Typically for Palmer, this unlikely claim had an element of truth, for he had become an avid science fiction fan and spent much of his time inhabiting imaginary worlds. He was one of the first members of organized science fiction fandom in the 1930s and won a prize from Amazing Stories for an essay in which he affirmed the genre’s emphasis on “actual scientific facts and ideas not based on unfounded theory.” After he became editor of the magazine in 1938, his passion for divergent ideas led him to violate this principle in the fiction while reaffirming it in his chatty editorials.
Science fiction has always relied on what H.G. Wells called “an ingenious use of scientific patter.” But Palmer went well beyond this to blurring the line between fact and fiction. He enjoyed publishing fake biographies of the pseudonyms he wrote under, once including a bizarre photo of himself in disguise.
In 1943, Palmer received a manuscript from Richard Shaver, a steelworker who was prey to hearing voices. Shaver sincerely believed that the Earth was under perpetual siege by deranged beings skulking in underground caverns. He said he had been captive of the “dero,” and he was desperate to expose their secrets and save mankind. Palmer began publishing Shaver’s stories in 1945, daring his readers to refute their alleged truth. Surprisingly, many readers responded by relating their own harrowing encounters with the dero. Occultists located the caverns on the astral plane.

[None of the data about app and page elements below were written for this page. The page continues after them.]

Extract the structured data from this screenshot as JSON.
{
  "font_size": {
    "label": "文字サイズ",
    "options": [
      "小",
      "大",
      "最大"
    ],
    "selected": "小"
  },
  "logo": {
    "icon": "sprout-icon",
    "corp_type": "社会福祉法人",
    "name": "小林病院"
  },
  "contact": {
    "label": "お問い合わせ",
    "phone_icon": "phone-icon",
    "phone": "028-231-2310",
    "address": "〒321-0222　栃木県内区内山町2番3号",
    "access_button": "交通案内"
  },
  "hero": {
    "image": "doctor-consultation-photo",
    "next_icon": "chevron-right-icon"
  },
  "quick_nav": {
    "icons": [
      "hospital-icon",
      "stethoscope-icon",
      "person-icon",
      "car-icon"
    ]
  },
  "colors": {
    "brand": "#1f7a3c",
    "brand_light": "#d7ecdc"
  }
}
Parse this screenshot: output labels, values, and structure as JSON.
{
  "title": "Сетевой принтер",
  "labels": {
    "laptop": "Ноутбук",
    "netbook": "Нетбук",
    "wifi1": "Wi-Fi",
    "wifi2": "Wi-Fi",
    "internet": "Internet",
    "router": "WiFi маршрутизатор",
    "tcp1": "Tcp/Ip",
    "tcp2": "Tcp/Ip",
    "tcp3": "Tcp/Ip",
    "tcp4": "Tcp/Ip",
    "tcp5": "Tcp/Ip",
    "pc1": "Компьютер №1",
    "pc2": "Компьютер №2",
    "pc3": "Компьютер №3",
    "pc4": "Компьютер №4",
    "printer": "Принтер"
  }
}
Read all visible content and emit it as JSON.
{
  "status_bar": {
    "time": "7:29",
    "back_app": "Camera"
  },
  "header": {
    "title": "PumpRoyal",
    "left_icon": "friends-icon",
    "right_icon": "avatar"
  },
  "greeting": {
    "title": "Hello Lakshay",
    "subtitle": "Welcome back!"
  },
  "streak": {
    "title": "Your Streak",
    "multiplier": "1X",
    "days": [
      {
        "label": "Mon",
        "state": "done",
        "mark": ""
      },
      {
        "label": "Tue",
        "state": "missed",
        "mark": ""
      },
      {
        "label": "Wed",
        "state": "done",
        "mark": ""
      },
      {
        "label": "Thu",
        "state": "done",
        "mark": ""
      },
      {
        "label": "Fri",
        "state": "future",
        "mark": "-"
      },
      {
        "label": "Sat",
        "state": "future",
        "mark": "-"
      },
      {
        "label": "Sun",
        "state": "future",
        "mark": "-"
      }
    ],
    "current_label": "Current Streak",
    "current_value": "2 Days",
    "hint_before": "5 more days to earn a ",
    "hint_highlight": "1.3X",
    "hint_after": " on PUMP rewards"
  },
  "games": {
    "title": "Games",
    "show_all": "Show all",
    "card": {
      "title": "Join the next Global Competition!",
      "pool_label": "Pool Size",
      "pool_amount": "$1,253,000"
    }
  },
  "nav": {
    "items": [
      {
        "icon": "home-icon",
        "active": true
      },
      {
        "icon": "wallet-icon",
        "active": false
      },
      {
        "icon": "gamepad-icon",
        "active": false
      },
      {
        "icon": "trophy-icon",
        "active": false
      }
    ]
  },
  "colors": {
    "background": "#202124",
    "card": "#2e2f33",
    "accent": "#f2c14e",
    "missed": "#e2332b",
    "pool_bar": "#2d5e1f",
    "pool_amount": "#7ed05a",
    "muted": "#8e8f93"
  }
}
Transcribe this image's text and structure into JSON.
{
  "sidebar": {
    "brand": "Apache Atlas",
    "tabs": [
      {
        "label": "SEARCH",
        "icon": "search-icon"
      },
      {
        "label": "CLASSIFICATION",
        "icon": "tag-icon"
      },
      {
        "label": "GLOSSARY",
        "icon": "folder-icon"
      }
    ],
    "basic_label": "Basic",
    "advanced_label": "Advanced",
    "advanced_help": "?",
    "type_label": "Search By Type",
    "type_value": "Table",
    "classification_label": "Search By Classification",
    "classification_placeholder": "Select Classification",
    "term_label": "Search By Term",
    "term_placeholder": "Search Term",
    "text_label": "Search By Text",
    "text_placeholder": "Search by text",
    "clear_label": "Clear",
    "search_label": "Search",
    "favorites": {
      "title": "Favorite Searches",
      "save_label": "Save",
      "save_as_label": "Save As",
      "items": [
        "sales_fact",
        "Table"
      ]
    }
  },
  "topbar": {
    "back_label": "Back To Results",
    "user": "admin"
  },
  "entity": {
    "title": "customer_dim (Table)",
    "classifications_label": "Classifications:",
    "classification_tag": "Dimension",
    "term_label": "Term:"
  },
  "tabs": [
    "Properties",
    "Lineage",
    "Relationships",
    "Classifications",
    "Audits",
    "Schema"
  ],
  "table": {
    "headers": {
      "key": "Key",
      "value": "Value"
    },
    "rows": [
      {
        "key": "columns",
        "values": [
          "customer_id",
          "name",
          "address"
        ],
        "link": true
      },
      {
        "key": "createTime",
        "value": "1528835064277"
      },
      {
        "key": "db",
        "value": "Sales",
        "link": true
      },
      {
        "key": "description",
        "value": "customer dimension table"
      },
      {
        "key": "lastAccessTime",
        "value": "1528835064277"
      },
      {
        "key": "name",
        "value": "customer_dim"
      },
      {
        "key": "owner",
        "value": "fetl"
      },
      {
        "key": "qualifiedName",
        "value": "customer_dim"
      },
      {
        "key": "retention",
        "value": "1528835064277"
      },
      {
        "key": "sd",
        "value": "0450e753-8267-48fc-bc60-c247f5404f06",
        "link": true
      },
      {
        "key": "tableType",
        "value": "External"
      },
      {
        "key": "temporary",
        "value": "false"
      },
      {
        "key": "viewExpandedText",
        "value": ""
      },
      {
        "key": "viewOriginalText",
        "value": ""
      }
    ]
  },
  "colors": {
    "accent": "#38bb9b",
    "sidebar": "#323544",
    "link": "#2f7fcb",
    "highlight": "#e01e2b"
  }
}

By the time he left Amazing Stories in 1949, Palmer had transformed it into a magazine specializing in the paranormal and occult — “Psi Fi” rather than rational SF. Many science fiction fans boycotted Amazing Stories for ignoring the scientific foundation of the genre. Palmer responded by questioning the nature of reason and the methods of science. “At his best, he knew that people who knew were full of baloney,” Nadis observes. “That included those who clung to religious or scientific orthodoxy.” In 1948, Palmer began publishing Fate magazine, followed by other periodicals dedicated to UFOs and similar outré topics, all promoting his outlook of skeptical credulity. He remained friends with Shaver, and their mutual support is one of the most touching threads of this engaging account.
Nadis is alert to the dangers of Palmer’s openness to all possibilities. As he aged, Palmer sometimes lost his critical detachment and embraced right-wing conspiracy theories. He serves as a cautionary example of how difficult it is to remain both enchanted and rational. But like many others, Ray Palmer mainly got his “bang-bang” from this delicate balance.
Saler is the author of “As If: Modern Enchantment and the Literary Prehistory of Virtual Reality.”
THE MAN FROM MARS
Ray Palmer’s Amazing Pulp Journey
By Fred Nadis
Tarcher/Penguin. 289 pp. $28.95